  14. Keep On Trying
  15. Keep On Trying Version
  16. We Got To Leave
Rating : from 5 (excellent) to 1 (poor)
Vocals : 3 Backing : 4 Production : 4 Sound quality : 4 Sleeve : 3
It's always exciting when a new Pressure Sounds album arrives --

This Travellers album doesn't live up the high standards set by earlier releases such as the Kool Roots album, arguably because The Travellers vocal styles are significantly derivative, and lacking in distinctive originality -- But it is still well worth a reissue, primarily due to the spiky, unconventional dubs, some of which almost have an edge of '76 style punk raw power.

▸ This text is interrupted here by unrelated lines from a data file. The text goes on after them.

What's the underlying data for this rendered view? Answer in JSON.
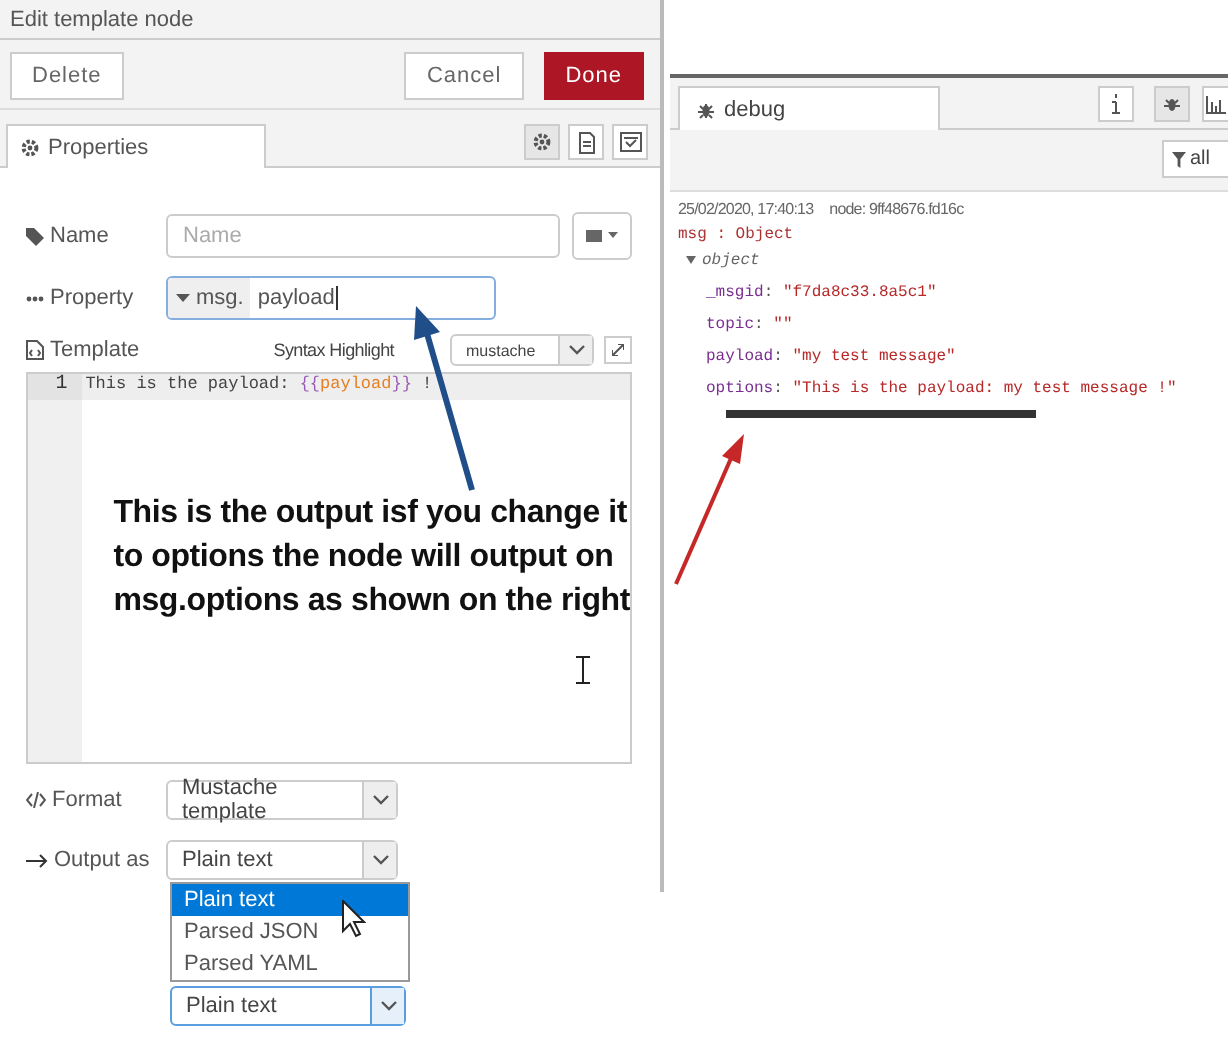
{
  "editor": {
    "title": "Edit template node",
    "buttons": [
      {
        "kind": "secondary",
        "label": "Delete"
      },
      {
        "kind": "spacer"
      },
      {
        "kind": "secondary",
        "label": "Cancel"
      },
      {
        "kind": "primary",
        "label": "Done"
      }
    ],
    "tab": {
      "label": "Properties",
      "selected": true
    },
    "name_field": {
      "label": "Name",
      "placeholder": "Name"
    },
    "property_field": {
      "label": "Property",
      "prefix": "msg.",
      "value": "payload",
      "focused": true
    },
    "template": {
      "label": "Template",
      "syntax_label": "Syntax Highlight",
      "syntax_value": "mustache",
      "lines": [
        {
          "number": "1",
          "segments": [
            {
              "kind": "plain",
              "text": "This is the payload: "
            },
            {
              "kind": "brace",
              "text": "{{"
            },
            {
              "kind": "variable",
              "text": "payload"
            },
            {
              "kind": "brace",
              "text": "}}"
            },
            {
              "kind": "plain",
              "text": " !"
            }
          ]
        }
      ]
    },
    "format": {
      "label": "Format",
      "value": "Mustache template"
    },
    "output": {
      "label": "Output as",
      "value": "Plain text"
    },
    "dropdown_options": [
      {
        "label": "Plain text",
        "selected": true
      },
      {
        "label": "Parsed JSON",
        "selected": false
      },
      {
        "label": "Parsed YAML",
        "selected": false
      }
    ],
    "bottom_select": {
      "value": "Plain text"
    }
  },
  "annotation": {
    "lines": [
      "This is the output isf you change it",
      "to options the node will output on",
      "msg.options as shown on the right"
    ]
  },
  "debug": {
    "tab": {
      "label": "debug",
      "selected": true
    },
    "filter": "all",
    "message": {
      "timestamp": "25/02/2020, 17:40:13",
      "node": "node: 9ff48676.fd16c",
      "type": "msg : Object",
      "object_label": "object",
      "expanded": true,
      "separator": ":",
      "properties": [
        {
          "key": "_msgid",
          "value": "\"f7da8c33.8a5c1\""
        },
        {
          "key": "topic",
          "value": "\"\""
        },
        {
          "key": "payload",
          "value": "\"my test message\""
        },
        {
          "key": "options",
          "value": "\"This is the payload: my test message !\""
        }
      ]
    }
  }
}
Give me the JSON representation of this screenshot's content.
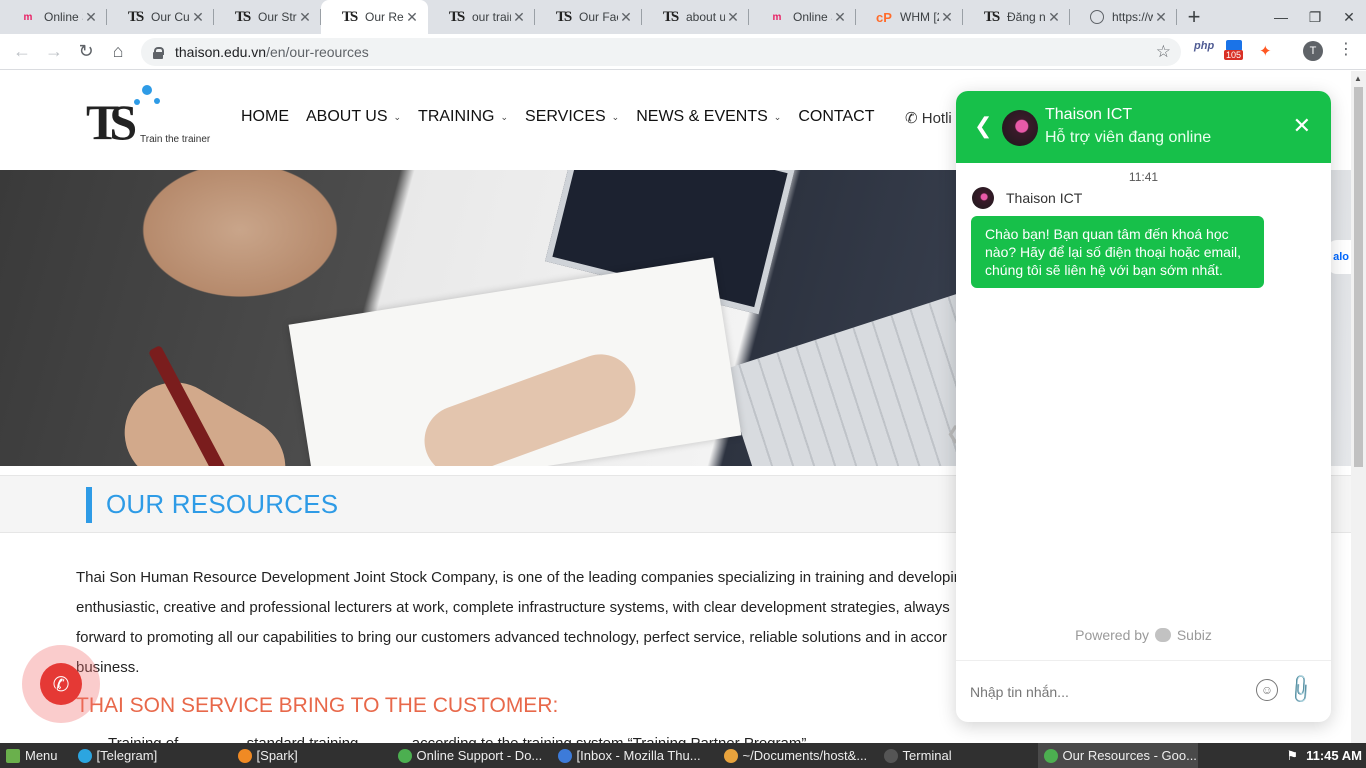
{
  "browser": {
    "tabs": [
      {
        "title": "Online S",
        "icon": "mozilla-icon"
      },
      {
        "title": "Our Cus",
        "icon": "ts-icon"
      },
      {
        "title": "Our Stra",
        "icon": "ts-icon"
      },
      {
        "title": "Our Res",
        "icon": "ts-icon",
        "active": true
      },
      {
        "title": "our train",
        "icon": "ts-icon"
      },
      {
        "title": "Our Fac",
        "icon": "ts-icon"
      },
      {
        "title": "about u",
        "icon": "ts-icon"
      },
      {
        "title": "Online S",
        "icon": "mozilla-icon"
      },
      {
        "title": "WHM [2",
        "icon": "cpanel-icon"
      },
      {
        "title": "Đăng nh",
        "icon": "ts-icon"
      },
      {
        "title": "https://w",
        "icon": "globe-icon"
      }
    ],
    "url_host": "thaison.edu.vn",
    "url_path": "/en/our-reources",
    "ext_php": "php",
    "ext_mail_count": "105",
    "profile_initial": "T"
  },
  "site": {
    "logo_tagline": "Train the trainer",
    "menu": [
      {
        "label": "HOME",
        "has_caret": false
      },
      {
        "label": "ABOUT US",
        "has_caret": true
      },
      {
        "label": "TRAINING",
        "has_caret": true
      },
      {
        "label": "SERVICES",
        "has_caret": true
      },
      {
        "label": "NEWS & EVENTS",
        "has_caret": true
      },
      {
        "label": "CONTACT",
        "has_caret": false
      }
    ],
    "hotline": "Hotli",
    "zalo": "alo",
    "page_title": "OUR RESOURCES",
    "body_lines": [
      "Thai Son Human Resource Development Joint Stock Company, is one of the leading companies specializing in training and developing",
      "enthusiastic, creative and professional lecturers at work, complete infrastructure systems, with clear development strategies, always",
      "forward to promoting all our capabilities to bring our customers advanced technology, perfect service, reliable solutions and in accor",
      "business."
    ],
    "subheading": "THAI SON SERVICE BRING TO THE CUSTOMER:",
    "bullet": "Training of ………… standard training ……… according to the training system “Training Partner Program”"
  },
  "chat": {
    "agent_name": "Thaison ICT",
    "status": "Hỗ trợ viên đang online",
    "time": "11:41",
    "message": "Chào bạn! Bạn quan tâm đến khoá học nào? Hãy để lại số điện thoại hoặc email, chúng tôi sẽ liên hệ với bạn sớm nhất.",
    "powered_prefix": "Powered by",
    "powered_brand": "Subiz",
    "input_placeholder": "Nhập tin nhắn..."
  },
  "taskbar": {
    "menu_label": "Menu",
    "items": [
      {
        "label": "[Telegram]",
        "icon_color": "#2ca5e0"
      },
      {
        "label": "[Spark]",
        "icon_color": "#f08a24"
      },
      {
        "label": "Online Support - Do...",
        "icon_color": "#4caf50"
      },
      {
        "label": "[Inbox - Mozilla Thu...",
        "icon_color": "#3d7bd9"
      },
      {
        "label": "~/Documents/host&...",
        "icon_color": "#e8a33d"
      },
      {
        "label": "Terminal",
        "icon_color": "#555555"
      },
      {
        "label": "Our Resources - Goo...",
        "icon_color": "#4caf50",
        "active": true
      }
    ],
    "clock": "11:45 AM"
  },
  "colors": {
    "accent_blue": "#2e9be6",
    "chat_green": "#17c04a",
    "subheading_orange": "#e8684a",
    "call_red": "#e53935"
  }
}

The album succeeds, therefore, due to Prince Jammys's clean and aggressively surreal mixing, skeletal and metallic and harsh. The production values are similar to the Bim Sherman "Lover's Leap" album, particularly echoing the raw power edge of tunes like "Chancery Lane" and "My Brethren."

Top track here is "How Long Version" which sounds like an eerie out take from Eno / Byrne's "Bush Of Ghosts", with ghostly frequencies and incoherent vocal chants seeping in and out of the consciousness. "Keep On Trying Version" too, has an energising hooligan thug edge to the snare and bass.

It has to be said, U Black, who gave such impassioned performances on mid period Bim Sherman albums, puts in some half hearted efforts here which is a let down.

"Know Yourself" is beautiful, sounding reminiscent of Joe Higgs' Grounation "More Slavery" tune, and the players (Skin Flesh and Bones with The Radics on one track, "We Got To Leave") are exemplary from start to finish, without exception--No lack lustre performances here.

The press release informs us -- "When he rediscovered the tapes of "Black Black Minds" earlier this year, King Jammy's excitedly described it as finding gold."

It is questionable whether this re-issue could indeed, truthfully be called "rediscovered gold" from the vaults -- silver, or bronze, perhaps. But surely silver or bronze is good enough at a time when original, good, quality source material from the 60's and 70's to be re-issued from the vaults is -- undeniably -- slowly drying up, the vault soon to be rendered empty.

As with all Blood and Fire and Pressure Sounds releases, it's a pleasure when such dusty and long lost 45's are dug up once again -- even when they are not without fault, as is the case here.